3. I have no freaking clue what I’m doing with takedowns. Apparently I think that in gi it means pull really really hard. It looks like I’m thinking pull, pull pull, okay I tried, now sit down and GET IN MY GUARD! Not terribly efficient.
4. I used what I’d been working on! In the gym I get put on my side a lot, and generally (in gi) can defend well in that position. Lately I’ve been working on transitioning from there to turtle, or to invert and hip up and try to go to open guard. I attempted these in both my matches. Go me!
5. Everything flew out of my head. I was vaguely aware of the referee awarding my opponent points, but had no concept of time. It didn’t move slowly, but instead seemed very fast, even though I was stuck under her crushing mount. I did what I did most in the gym. Turns out I use what I practice AND feel comfortable with.
After the tournament
Never again will I make plans after competing in a tournament. Instead I will just go home and die. I was SHOCKED at how fatigued my muscles were. I had difficulty climbing stairs. I was aggressively yawning. My muscles ached.
In the morning I felt like I had a hangover or had been hit by a truck. My legs weren’t so tired, but my neck was, as well as the muscles in my torso – near my arms. Next time I will plan to go to a sauna the next day.
Tournaments are to gym rolling as debates are to conversations. Training for a tournament helped focus my training. My brain felt razor sharp, and I found I was making better use of my time – both in hours spent per week and time spent in the gym. It helped me think about everything I know, then distill it to simple and best. It gave me a concrete, short-term goal.

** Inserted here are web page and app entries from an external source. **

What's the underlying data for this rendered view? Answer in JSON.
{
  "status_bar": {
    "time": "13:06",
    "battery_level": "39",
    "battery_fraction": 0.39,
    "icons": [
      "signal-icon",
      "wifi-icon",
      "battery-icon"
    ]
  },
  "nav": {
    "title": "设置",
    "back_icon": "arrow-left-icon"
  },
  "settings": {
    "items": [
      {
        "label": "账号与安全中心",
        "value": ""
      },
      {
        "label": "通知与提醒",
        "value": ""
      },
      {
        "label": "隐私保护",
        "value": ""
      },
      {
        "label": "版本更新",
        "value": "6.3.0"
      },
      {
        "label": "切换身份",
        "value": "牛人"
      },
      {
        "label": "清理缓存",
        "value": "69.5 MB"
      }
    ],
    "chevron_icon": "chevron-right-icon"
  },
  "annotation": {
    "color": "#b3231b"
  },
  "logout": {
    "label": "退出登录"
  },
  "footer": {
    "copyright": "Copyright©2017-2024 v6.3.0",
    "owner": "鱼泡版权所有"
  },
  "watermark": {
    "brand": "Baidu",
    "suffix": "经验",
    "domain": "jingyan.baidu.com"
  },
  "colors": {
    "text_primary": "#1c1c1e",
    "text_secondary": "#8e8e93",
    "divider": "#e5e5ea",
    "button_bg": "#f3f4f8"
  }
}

I’m glad I had observed a tournament before so I knew what to expect. I’m glad I had the opportunity to try both gi and nogi. I think that I would generally choose to compete in gi only, but after I hit purple, nogi will be my only option in Korea, as it is divided by beginner/intermediate/advanced rather than belt level – and there are no purple women in Korea that I know of.
I had an amazing time at this tournament. What are your thoughts on tournaments you’ve participated in? Did you decide to do a second one after your first? What did you learn from your tournaments? Also, how da fuq did you deal with tournament fatigue? Any other tournament tips you can share?